_Dataset rows describing interfaces_:
※
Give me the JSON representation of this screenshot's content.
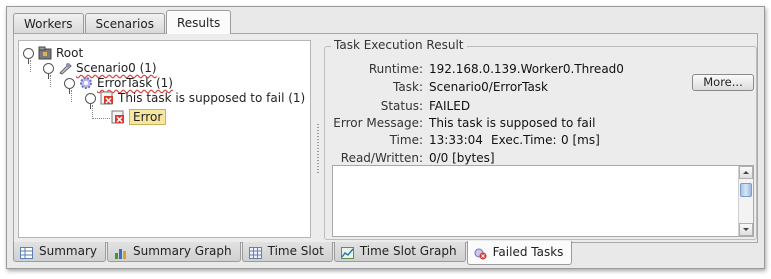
{
  "top_tabs": [
    "Workers",
    "Scenarios",
    "Results"
  ],
  "tree": {
    "root": "Root",
    "scenario": "Scenario0 (1)",
    "task": "ErrorTask (1)",
    "failure": "This task is supposed to fail (1)",
    "error": "Error"
  },
  "result": {
    "title": "Task Execution Result",
    "runtime_label": "Runtime:",
    "runtime_value": "192.168.0.139.Worker0.Thread0",
    "task_label": "Task:",
    "task_value": "Scenario0/ErrorTask",
    "more_button": "More...",
    "status_label": "Status:",
    "status_value": "FAILED",
    "error_label": "Error Message:",
    "error_value": "This task is supposed to fail",
    "time_label": "Time:",
    "time_value": "13:33:04",
    "exec_label": "Exec.Time:",
    "exec_value": "0 [ms]",
    "rw_label": "Read/Written:",
    "rw_value": "0/0 [bytes]"
  },
  "bottom_tabs": [
    "Summary",
    "Summary Graph",
    "Time Slot",
    "Time Slot Graph",
    "Failed Tasks"
  ],
  "colors": {
    "highlight": "#f7e6a0",
    "error_icon": "#d63a2f",
    "gear": "#7b7bd1"
  }
}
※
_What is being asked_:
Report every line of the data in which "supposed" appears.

_The completed task_:
    "failure": "This task is supposed to fail (1)",
    "error_value": "This task is supposed to fail",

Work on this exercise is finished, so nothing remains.